2007 - 2009 | media: planted building | location: Hampshire, UK | scale: 150m2
Our aim for the design was to give this mediocre bungalow a new image by renewing its skin to become a garden of lichen which will sensitively integrate in the landscape.
Approached by the client to re-organize the living area and create an entrance, we took the opportunity of the need to replace the roof and part of the façade to re-clad it in an industrial material and insulate. The cement cladding was chosen as lichen happily grows on it in such coastal location. After 7 years a beautiful yellow ochre species has established that contrasts with the dark grey colour of the cladding. Both the matt texture of the cement and the lichen create a soft texture that visually recedes in the landscape. The entire skin of the building is a garden of lichen.
The client, a painter, desired an informal and more comfortable building where she could entertain and show her work. We took inspiration from fishermen cottages and harbour buildings found in the area to give a sense of simplicity and ease.
The utilitarian aspect of the cladding material is balanced with a sense of luxury given by the generosity of a modern interpretation of a Victorian porch, careful framing of the views over Chichester Harbour and precise detailing.
We swiftly achieved planning for this challenging design by cleverly using the permitted development rights. The site is part of the Chichester Harbour Conservancy. Since seeing the completed scheme the conservancy has been convinced of the appropriateness of our approach to the context and are going to use this case study as a good practice example of a sensitive development in this landscape in their design guide.
Internally the whole living area has been opened up to form a space that will also allow the client who is a painter to exhibit her work. Large walls have been created naturally lit from above to show the work to its advantage.

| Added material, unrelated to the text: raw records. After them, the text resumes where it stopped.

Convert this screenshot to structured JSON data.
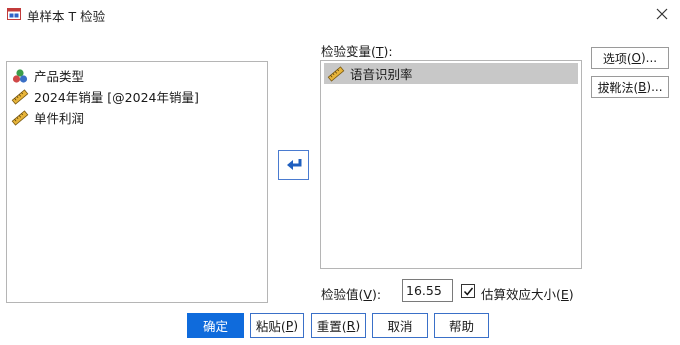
{
  "window": {
    "title": "单样本 T 检验",
    "app_icon": "spss-dialog-icon",
    "close_icon": "close-icon"
  },
  "source_list": {
    "items": [
      {
        "label": "产品类型",
        "icon": "nominal-variable-icon"
      },
      {
        "label": "2024年销量 [@2024年销量]",
        "icon": "scale-variable-icon"
      },
      {
        "label": "单件利润",
        "icon": "scale-variable-icon"
      }
    ]
  },
  "target_list": {
    "label_prefix": "检验变量(",
    "label_key": "T",
    "label_suffix": "):",
    "items": [
      {
        "label": "语音识别率",
        "icon": "scale-variable-icon",
        "selected": true
      }
    ]
  },
  "move_button": {
    "icon": "arrow-move-icon"
  },
  "side_buttons": {
    "options": {
      "prefix": "选项(",
      "key": "O",
      "suffix": ")..."
    },
    "bootstrap": {
      "prefix": "拔靴法(",
      "key": "B",
      "suffix": ")..."
    }
  },
  "test_value": {
    "label_prefix": "检验值(",
    "label_key": "V",
    "label_suffix": "):",
    "value": "16.55"
  },
  "effect_size": {
    "checked": true,
    "label_prefix": "估算效应大小(",
    "label_key": "E",
    "label_suffix": ")"
  },
  "buttons": {
    "ok": "确定",
    "paste": {
      "prefix": "粘贴(",
      "key": "P",
      "suffix": ")"
    },
    "reset": {
      "prefix": "重置(",
      "key": "R",
      "suffix": ")"
    },
    "cancel": "取消",
    "help": "帮助"
  },
  "colors": {
    "primary": "#0f6bdc",
    "selection": "#c8c8c8",
    "move_arrow": "#1f5fbf"
  }
}
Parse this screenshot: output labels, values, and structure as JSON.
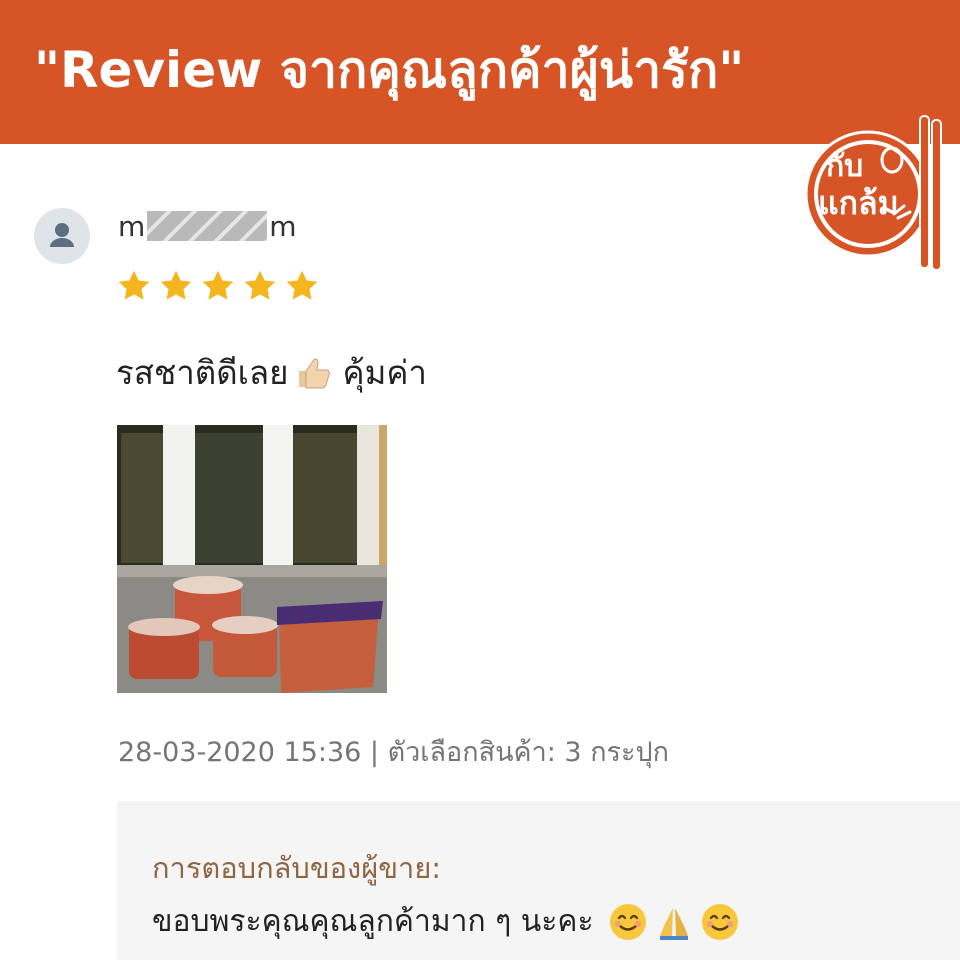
{
  "banner": {
    "title": "\"Review จากคุณลูกค้าผู้น่ารัก\""
  },
  "logo": {
    "line1": "กับ",
    "line2": "แกล้ม",
    "color": "#d65425"
  },
  "review": {
    "username_prefix": "m",
    "username_suffix": "m",
    "rating": 5,
    "text": "รสชาติดีเลย",
    "text_after_emoji": "คุ้มค่า",
    "meta": "28-03-2020 15:36 | ตัวเลือกสินค้า: 3 กระปุก"
  },
  "seller_reply": {
    "label": "การตอบกลับของผู้ขาย:",
    "text": "ขอบพระคุณคุณลูกค้ามาก ๆ นะคะ"
  },
  "colors": {
    "banner": "#d65425",
    "star": "#f5b51f",
    "reply_label": "#8e6642"
  }
}
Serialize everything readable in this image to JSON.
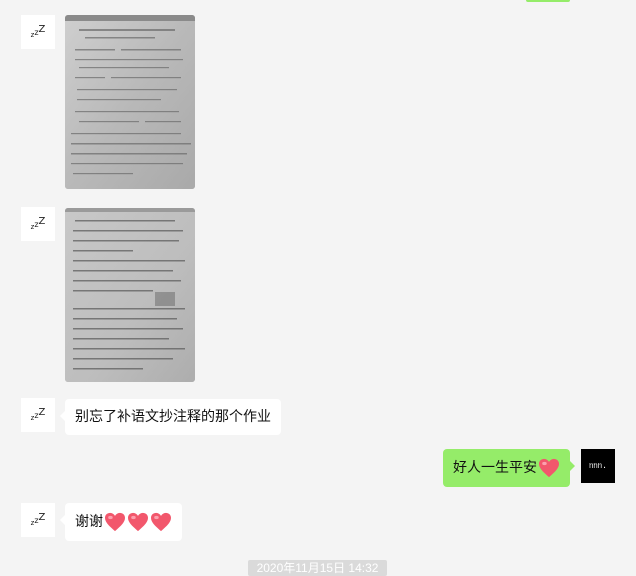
{
  "chat": {
    "messages": [
      {
        "sender": "contact",
        "type": "image",
        "avatar": "zzz"
      },
      {
        "sender": "contact",
        "type": "image",
        "avatar": "zzz"
      },
      {
        "sender": "contact",
        "type": "text",
        "avatar": "zzz",
        "text": "别忘了补语文抄注释的那个作业"
      },
      {
        "sender": "self",
        "type": "text",
        "avatar": "self",
        "avatar_text": "ᥒᥒᥒ.",
        "text": "好人一生平安",
        "hearts": 1
      },
      {
        "sender": "contact",
        "type": "text",
        "avatar": "zzz",
        "text": "谢谢",
        "hearts": 3
      }
    ],
    "timestamp": "2020年11月15日 14:32"
  },
  "colors": {
    "background": "#f4f4f4",
    "incoming_bubble": "#ffffff",
    "outgoing_bubble": "#95ec69",
    "timestamp_bg": "#dadada",
    "heart": "#f2576c"
  },
  "icons": {
    "contact_avatar": "zzz-avatar-icon",
    "self_avatar": "self-avatar-icon",
    "heart": "red-heart-emoji-icon"
  }
}
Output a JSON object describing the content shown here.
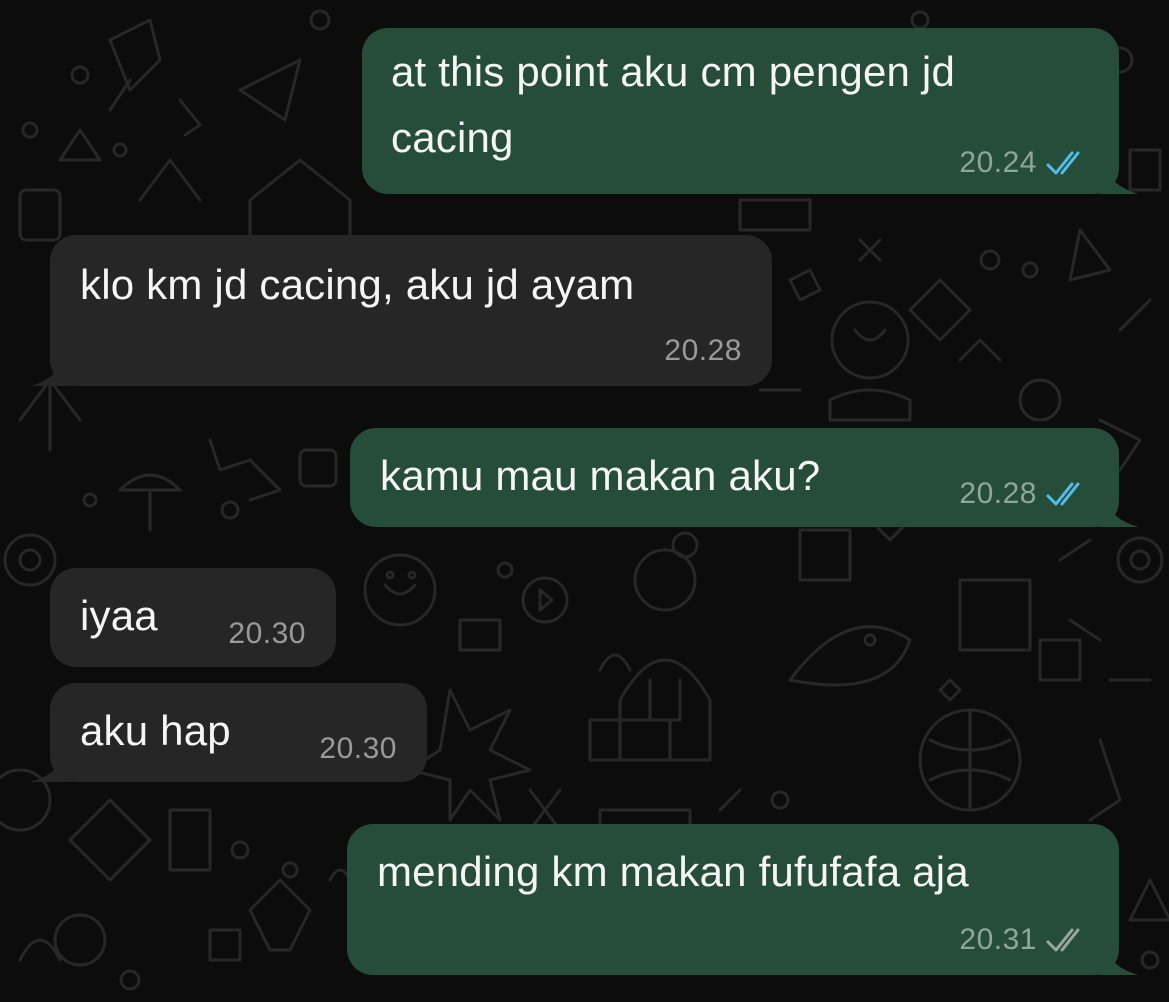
{
  "messages": [
    {
      "direction": "outgoing",
      "text_line1": "at this point aku cm pengen jd",
      "text_line2": "cacing",
      "time": "20.24",
      "status": "read"
    },
    {
      "direction": "incoming",
      "text": "klo km jd cacing, aku jd ayam",
      "time": "20.28"
    },
    {
      "direction": "outgoing",
      "text": "kamu mau makan aku?",
      "time": "20.28",
      "status": "read"
    },
    {
      "direction": "incoming",
      "text": "iyaa",
      "time": "20.30"
    },
    {
      "direction": "incoming",
      "text": "aku hap",
      "time": "20.30"
    },
    {
      "direction": "outgoing",
      "text": "mending km makan fufufafa aja",
      "time": "20.31",
      "status": "delivered"
    }
  ],
  "colors": {
    "background": "#0c0c0c",
    "outgoing_bubble": "#254d3a",
    "incoming_bubble": "#262626",
    "read_ticks": "#53bdeb",
    "delivered_ticks": "#9aa8a0"
  }
}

For a minimum effort, the existing building seems completely new.
The project has been published in the Guardian Weekend magazine, Architecture Today, and Coast magazine.